Interpreting the Enemy: A Game Theoretic Model of Conflict with Applications to the Korean and Iraq Wars
Thompson, Stephen W.
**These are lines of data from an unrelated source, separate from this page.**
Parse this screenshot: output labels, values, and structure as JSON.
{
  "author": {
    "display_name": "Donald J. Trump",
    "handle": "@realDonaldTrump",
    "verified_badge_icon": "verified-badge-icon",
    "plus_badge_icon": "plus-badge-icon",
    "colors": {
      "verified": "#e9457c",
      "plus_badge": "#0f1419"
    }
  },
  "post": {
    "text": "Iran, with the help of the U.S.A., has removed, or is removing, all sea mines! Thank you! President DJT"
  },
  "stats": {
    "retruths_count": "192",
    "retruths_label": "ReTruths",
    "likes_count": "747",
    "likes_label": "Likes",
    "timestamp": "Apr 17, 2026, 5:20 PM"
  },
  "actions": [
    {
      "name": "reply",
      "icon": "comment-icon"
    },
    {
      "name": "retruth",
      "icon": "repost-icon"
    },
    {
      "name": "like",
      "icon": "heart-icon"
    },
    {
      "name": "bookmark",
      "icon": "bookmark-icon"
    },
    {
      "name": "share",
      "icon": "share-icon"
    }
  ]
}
- Submitted in partial fulfillment of the degree Master of Arts in Law and Diplomacy at the Fletcher School of Law and Diplomacy. Abstract: This report presents a game theoretic model of conflict and applies it to the Korean and Iraq Wars. The model segments international conflict into impasse, event, interpretation, challenge, and counterinterpretation phases. If a nation's leaders are frustrated i... read moren their efforts to mobilize resources against a perceived security menace, they will interpret an unexpected security event to resolve the impasse in their favor, even if the evidence linking the menace with the agent causing the event is weak. The leaders are likely to challenge the menace in an effort to validate their interpretation. The challenge will be widely counterinterpreted as a belligerent act, mobilizing support against the challenging nation. The agent should provoke the security event if it believes that the leaders will issue the challenge, and if it stands to gain enough from the mobilization of support. In Korea, the Truman administration was frustrated in its efforts to obtain resources to rearm the United States against the Soviet menace. When North Korea invaded South Korea, the administration linked the event to the Soviets, effectively resolving the impasse in its favor. It then went on to challenge the Soviets, protecting the Chinese Nationalists on Taiwan from attack by the Soviet-allied Communist Chinese, and leading a multinational force that drove the North Koreans out of South Korea and invaded North Korea itself. The intervention and invasion were seen as belligerent acts, and the Communist Chinese mobilized to North Korea's support, driving the U.S.-led forces essentially back to the original border between North and South Korea, where the war stagnated. The Truman administration managed to triple the defense budget, while the North Koreans won a crucial ally, gains that arguably outweighed the costs of carnage. In Iraq, the Bush administration desired to simultaneously cut taxes and increase military spending. When the terrorist attacks of September 11, 2001 occurred, the administration was quick to impute a linkage between al Qaeda and Saddam Hussein, and to argue that the Iraqis had advanced in a program to produce weapons of mass destruction, which might slip into the terrorists hands. The Bush administration challenged Saddam Hussein to either disarm or be invaded. The ultimatum was partially supported by the United Nations Security Council, but the U.S. and a coalition of the willing eventually invaded Iraq without a U.N. mandate. The decision, compounded by the subsequent failure to find weapons of mass destruction or al Qaeda linkage, has caused much of the world to counterinterpret the U.S. as a belligerent power, eroding its international legitimacy and increasing sympathy for bin Laden among Muslims. The Bush administration had its cake and ate it too, a tax cut and a massive increase in defense spending while from bin Laden's perspective, Muslims fighters have engaged U.S. troops in bloody and prolonged insurgencies, particularly in Iraq, and al Qaeda's support base among networked, radical Muslims has broadened and deepened.read less